Govt upbeat about Thai economy in 2020
Despite many uncertainties and challenges facing the world in 2020, Thailand can be confident its overall economy will move forward due to a variety of positive factors, according to Kobsak Pootrakool, the Prime Minister’s deputy secretary-general.
Speaking at Thailandtoday.co’s first roundtable discussion on the 2020 Thai-Chinese security and business outlook, he said Thailand’s strengths include its strategic location in Southeast Asia, its strong long-term relationships with China and other nations in terms of exports and foreign direct investments, the continued promotion of the Kingdom as a preferred tourism destination for Chinese and other foreign visitors.
He said Thailand has also gained from the continued relocation of factories from China due to the US-China trade war, despite the latest announcement of a first-phase agreement. Besides the relocation of Chinese-owned factories to Thailand, other countries such as Japan, Taiwan, Korea as well as US and European firms have eyed Thailand as an alternative site for manufacturing.
In addition, Chinese telecom and tech giants, Huawei and Xiaomi have relocated their regional headquarters to Thailand. Another positive factor is the planned cross listing of stocks between Hong Kong and Thai stock exchanges will further expand the funding capabilities of Thai firms wanting to tap mainland Chinese investors.
However, he said, the government is also preparing domestic economic stimulus packages due to the unfavorable global economic and geopolitical outlook, which could affect Thai exports, tourism and other sectors, while pushing ahead the implementation of large infrastructure projects such as the EEC, high-speed trains, subway, motorways, airports and sea ports to keep up the investment momentum in the long run.
Although forecasts of Thai GDP growth have tended to show an overall downward trend to 2.6-2.8 per cent in 2019 albeit with slight improvements in Q2/2019 and Q3/2019 of 2.3 per cent and 2.4 per cent respectively, Kobsak pointed out that this was the also the case in other countries and was related to the global economic slowdown and the impacts of the prolonged US-China trade war.
The key factors to watch now were the US President election in November 2020 and the de-escalating tension from the US during the election year. The recent US-China phase-one trade agreement should be seen as a positive sign though the longer-term outlook would depend on the election outcome and subsequent negotiations.
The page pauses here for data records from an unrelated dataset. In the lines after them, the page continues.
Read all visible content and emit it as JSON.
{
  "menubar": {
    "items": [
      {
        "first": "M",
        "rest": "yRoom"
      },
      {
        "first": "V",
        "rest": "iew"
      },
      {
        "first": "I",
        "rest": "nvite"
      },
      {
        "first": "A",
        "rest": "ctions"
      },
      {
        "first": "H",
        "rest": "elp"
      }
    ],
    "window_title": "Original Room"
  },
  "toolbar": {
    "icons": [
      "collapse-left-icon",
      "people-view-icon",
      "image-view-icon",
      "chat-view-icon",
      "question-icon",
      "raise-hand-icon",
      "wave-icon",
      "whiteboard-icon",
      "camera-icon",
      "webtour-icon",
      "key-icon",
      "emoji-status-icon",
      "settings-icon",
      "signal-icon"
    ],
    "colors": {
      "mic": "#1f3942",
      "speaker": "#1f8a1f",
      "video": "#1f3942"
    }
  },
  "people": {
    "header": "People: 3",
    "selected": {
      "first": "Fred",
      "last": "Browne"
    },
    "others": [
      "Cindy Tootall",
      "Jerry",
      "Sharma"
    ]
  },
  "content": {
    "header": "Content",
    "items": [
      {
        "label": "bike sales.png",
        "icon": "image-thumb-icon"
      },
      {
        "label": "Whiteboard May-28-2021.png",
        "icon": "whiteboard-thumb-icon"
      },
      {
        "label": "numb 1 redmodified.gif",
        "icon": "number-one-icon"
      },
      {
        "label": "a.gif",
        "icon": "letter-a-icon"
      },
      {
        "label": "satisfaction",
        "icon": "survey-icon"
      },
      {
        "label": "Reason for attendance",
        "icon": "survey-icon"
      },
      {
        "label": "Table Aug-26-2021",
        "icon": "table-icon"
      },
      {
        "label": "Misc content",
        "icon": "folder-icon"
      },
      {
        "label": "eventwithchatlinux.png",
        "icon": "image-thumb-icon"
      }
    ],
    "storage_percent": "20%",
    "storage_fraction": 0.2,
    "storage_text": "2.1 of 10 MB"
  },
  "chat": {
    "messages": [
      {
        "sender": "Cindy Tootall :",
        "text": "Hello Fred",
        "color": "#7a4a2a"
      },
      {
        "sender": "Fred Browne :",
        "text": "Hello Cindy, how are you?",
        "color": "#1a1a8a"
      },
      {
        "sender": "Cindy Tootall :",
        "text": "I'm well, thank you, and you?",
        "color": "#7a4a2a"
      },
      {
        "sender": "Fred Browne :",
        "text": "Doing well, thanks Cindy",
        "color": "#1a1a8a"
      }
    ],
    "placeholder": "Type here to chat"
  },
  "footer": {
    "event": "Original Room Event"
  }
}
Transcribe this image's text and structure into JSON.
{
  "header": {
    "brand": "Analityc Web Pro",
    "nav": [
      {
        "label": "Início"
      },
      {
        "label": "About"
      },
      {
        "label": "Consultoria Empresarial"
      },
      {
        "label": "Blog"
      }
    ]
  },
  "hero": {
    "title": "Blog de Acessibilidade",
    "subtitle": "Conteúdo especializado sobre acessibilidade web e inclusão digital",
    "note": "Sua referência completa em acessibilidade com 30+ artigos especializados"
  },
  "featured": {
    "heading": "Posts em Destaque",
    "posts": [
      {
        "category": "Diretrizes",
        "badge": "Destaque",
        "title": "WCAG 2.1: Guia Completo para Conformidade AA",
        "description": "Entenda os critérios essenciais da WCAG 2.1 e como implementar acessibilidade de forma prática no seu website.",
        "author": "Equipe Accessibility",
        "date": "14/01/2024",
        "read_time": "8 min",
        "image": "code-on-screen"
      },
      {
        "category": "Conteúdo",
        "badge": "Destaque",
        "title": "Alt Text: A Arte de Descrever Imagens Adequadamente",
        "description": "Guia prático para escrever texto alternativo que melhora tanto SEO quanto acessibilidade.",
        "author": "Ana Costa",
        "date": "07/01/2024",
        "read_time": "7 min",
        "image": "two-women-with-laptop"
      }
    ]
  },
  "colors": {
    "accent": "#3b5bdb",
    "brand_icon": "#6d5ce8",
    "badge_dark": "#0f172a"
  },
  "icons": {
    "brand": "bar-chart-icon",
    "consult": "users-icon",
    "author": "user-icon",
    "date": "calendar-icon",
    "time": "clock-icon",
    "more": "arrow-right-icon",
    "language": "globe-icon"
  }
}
The earlier increases in tariffs on Chinese-made products had caused panic among Chinese entrepreneurs and foreign investors with manufacturing plants in China, prompting many to consider relocation to a safer place. According to Zhao Bin, President of Rayong Thai China Industry Park, many Chinese entrepreneurs have enquired about and visited the industrial park in Amata City near Bangkok as a potential relocation site, thanks to the close relationship between Thailand and China.
To date, about 140 Chinese-owned factories have made the industrial park their home and this is forecast to reach 300 factories should the expanded industrial park area reach 12 square kilometres (equal to 12 million sqm).
The current workforce currently stands at 350,000 Thais and 50,000 Chinese and this is likely to reach a total of 500,000 workers in the near future. Total investment value in Thailand by Chinese firms now stands at US$3.5 billion. However, the visa and work permit approval process is not flexible enough and needs to be revised to facilitate Chinese workers.
Factories in China owned by Japanese and South Korean concerns are increasingly eyeing Thailand as an appropriate site for relocation while some Hong Kong residents are looking at Thailand as a contingency home should the demonstrations continue for a longer period.
Other major benefits of this long-term outbound investment from China as well as the current Thai baht appreciation are transfers of advanced technologies such as AI, data analytics, IoT, and 5G from giant tech companies. This allows for the selection of partnerships and technologies that are best suited to the high-end value chain and for building the brand, and marketing strategies.
Prinn Panitchpakdi, head of the Democrat Party’s economic team, said Thai exports in 2020 could be better than expected if emerging markets and new free trade agreements are signed next year with the EU, the United Kingdom after Brexit, Turkey, China and India
Kobsak noted that that tourism is another key factor in growing Thai GDP with the 10 million Chinese tourists who visited in Thailand in 2019 making up 25 per cent of the total tourists and spending more than in previous years, despite facing a 15-20 per cent lower exchange rate as the RMB weakens against the Thai Baht.
Alternative transportation routes for goods to the Chinese market by road via Thailand’s northeast are also proving convenient and combined with the trust between China and Thailand plus new business opportunities with countries in South Asia, South Africa and Southeast Asia and continued relations and collaborations with the US and Europe should boost or at least stabilize the overall Thai economy despite the global economic slowdown and uncertainties.
Chinese companies strive to build green Belt and Road projects25 December 2020
What was trending with IT executives in Thailand in 2020?23 December 2020
These are the top 10 job skills of tomorrow – and how long it takes to learn them31 December 2020
Ship to Shore Rights programme provides humanitarian relief to migrant workers05 January 2021